THE RECORDS section start

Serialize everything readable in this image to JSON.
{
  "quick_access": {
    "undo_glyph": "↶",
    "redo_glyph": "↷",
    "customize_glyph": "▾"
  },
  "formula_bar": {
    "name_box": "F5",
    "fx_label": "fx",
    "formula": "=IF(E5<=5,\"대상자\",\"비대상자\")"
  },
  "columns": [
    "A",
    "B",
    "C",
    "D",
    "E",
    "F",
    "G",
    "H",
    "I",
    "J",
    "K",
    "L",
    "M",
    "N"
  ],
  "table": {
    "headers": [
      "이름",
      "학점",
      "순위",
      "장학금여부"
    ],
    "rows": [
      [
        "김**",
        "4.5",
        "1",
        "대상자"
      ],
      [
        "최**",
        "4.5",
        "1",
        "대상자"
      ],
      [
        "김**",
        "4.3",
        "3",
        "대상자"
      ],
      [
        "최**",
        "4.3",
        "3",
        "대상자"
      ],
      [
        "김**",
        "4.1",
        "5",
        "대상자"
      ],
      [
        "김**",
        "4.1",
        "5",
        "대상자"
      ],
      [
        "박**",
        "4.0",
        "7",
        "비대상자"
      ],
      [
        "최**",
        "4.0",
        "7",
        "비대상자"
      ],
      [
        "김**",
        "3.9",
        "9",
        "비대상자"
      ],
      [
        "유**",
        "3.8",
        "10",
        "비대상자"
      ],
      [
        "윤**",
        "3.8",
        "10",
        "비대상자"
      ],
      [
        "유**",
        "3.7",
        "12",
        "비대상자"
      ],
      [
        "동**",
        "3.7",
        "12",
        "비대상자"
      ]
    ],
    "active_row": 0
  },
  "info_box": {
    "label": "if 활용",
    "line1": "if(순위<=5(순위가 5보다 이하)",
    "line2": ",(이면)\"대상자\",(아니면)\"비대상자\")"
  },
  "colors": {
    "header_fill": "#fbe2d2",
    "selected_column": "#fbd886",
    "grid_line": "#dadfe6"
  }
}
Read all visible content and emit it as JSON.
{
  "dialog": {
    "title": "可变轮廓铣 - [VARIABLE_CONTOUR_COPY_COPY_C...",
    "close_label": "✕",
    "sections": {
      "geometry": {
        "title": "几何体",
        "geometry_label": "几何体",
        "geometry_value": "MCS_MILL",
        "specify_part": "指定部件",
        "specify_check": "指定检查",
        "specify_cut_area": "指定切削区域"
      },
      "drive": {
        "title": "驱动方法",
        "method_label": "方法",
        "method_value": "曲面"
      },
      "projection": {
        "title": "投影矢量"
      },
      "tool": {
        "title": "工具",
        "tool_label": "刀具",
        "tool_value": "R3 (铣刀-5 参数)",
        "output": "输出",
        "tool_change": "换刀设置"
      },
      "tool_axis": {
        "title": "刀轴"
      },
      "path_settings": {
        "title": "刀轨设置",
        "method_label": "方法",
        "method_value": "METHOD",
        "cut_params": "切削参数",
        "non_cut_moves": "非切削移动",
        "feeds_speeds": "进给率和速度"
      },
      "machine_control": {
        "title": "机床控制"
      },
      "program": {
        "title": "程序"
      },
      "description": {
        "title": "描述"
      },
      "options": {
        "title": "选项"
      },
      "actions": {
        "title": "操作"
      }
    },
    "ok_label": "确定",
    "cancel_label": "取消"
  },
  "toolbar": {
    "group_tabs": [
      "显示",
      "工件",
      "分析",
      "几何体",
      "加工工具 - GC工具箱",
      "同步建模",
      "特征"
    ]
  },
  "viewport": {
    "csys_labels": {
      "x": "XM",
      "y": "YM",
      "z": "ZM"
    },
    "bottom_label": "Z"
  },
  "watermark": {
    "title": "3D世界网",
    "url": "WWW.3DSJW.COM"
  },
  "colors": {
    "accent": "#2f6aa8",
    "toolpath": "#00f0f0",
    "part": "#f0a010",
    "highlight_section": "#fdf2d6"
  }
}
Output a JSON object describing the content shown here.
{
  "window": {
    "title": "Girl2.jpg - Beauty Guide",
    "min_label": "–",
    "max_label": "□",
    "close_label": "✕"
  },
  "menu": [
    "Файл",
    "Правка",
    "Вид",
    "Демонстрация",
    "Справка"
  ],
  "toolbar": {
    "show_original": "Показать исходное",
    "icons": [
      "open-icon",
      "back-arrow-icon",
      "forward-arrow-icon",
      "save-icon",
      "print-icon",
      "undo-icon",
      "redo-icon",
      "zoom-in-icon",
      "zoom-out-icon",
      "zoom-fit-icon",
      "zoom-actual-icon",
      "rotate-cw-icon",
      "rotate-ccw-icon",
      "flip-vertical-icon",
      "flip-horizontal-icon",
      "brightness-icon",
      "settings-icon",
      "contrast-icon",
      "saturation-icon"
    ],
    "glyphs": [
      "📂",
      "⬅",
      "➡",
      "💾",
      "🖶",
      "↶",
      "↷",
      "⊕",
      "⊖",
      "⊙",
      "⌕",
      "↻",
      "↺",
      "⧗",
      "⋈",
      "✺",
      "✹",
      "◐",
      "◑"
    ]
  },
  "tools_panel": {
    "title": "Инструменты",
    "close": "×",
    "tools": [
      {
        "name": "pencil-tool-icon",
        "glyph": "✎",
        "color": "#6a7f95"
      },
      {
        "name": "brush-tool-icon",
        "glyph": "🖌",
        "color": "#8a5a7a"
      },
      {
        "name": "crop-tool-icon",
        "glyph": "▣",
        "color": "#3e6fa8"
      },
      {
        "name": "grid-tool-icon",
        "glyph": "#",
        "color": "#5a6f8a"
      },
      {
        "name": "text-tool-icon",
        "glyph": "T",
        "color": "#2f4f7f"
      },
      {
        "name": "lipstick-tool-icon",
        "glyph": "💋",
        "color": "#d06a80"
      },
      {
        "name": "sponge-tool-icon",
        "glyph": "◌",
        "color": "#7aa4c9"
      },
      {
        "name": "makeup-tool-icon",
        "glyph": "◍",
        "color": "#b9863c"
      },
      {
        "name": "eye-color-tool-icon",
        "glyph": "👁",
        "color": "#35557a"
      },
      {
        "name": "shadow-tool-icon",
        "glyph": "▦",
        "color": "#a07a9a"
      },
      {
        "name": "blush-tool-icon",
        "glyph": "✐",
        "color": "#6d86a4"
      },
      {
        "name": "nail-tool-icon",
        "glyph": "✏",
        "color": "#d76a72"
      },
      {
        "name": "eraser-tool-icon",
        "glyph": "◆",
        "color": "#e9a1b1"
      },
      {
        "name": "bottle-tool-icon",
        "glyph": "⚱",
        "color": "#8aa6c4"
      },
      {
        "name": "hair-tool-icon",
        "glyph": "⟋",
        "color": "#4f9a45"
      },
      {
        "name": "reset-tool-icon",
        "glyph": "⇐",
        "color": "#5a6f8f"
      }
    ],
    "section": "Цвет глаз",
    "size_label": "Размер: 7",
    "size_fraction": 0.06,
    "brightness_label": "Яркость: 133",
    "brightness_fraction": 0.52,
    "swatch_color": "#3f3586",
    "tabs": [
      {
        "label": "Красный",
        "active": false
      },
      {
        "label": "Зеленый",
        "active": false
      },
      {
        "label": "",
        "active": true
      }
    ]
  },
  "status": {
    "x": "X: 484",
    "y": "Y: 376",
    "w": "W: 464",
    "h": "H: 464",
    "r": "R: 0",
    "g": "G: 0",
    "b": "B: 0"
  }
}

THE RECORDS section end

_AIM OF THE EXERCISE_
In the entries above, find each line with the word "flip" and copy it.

_SOLVED PROBLEM_
      "flip-vertical-icon",
      "flip-horizontal-icon",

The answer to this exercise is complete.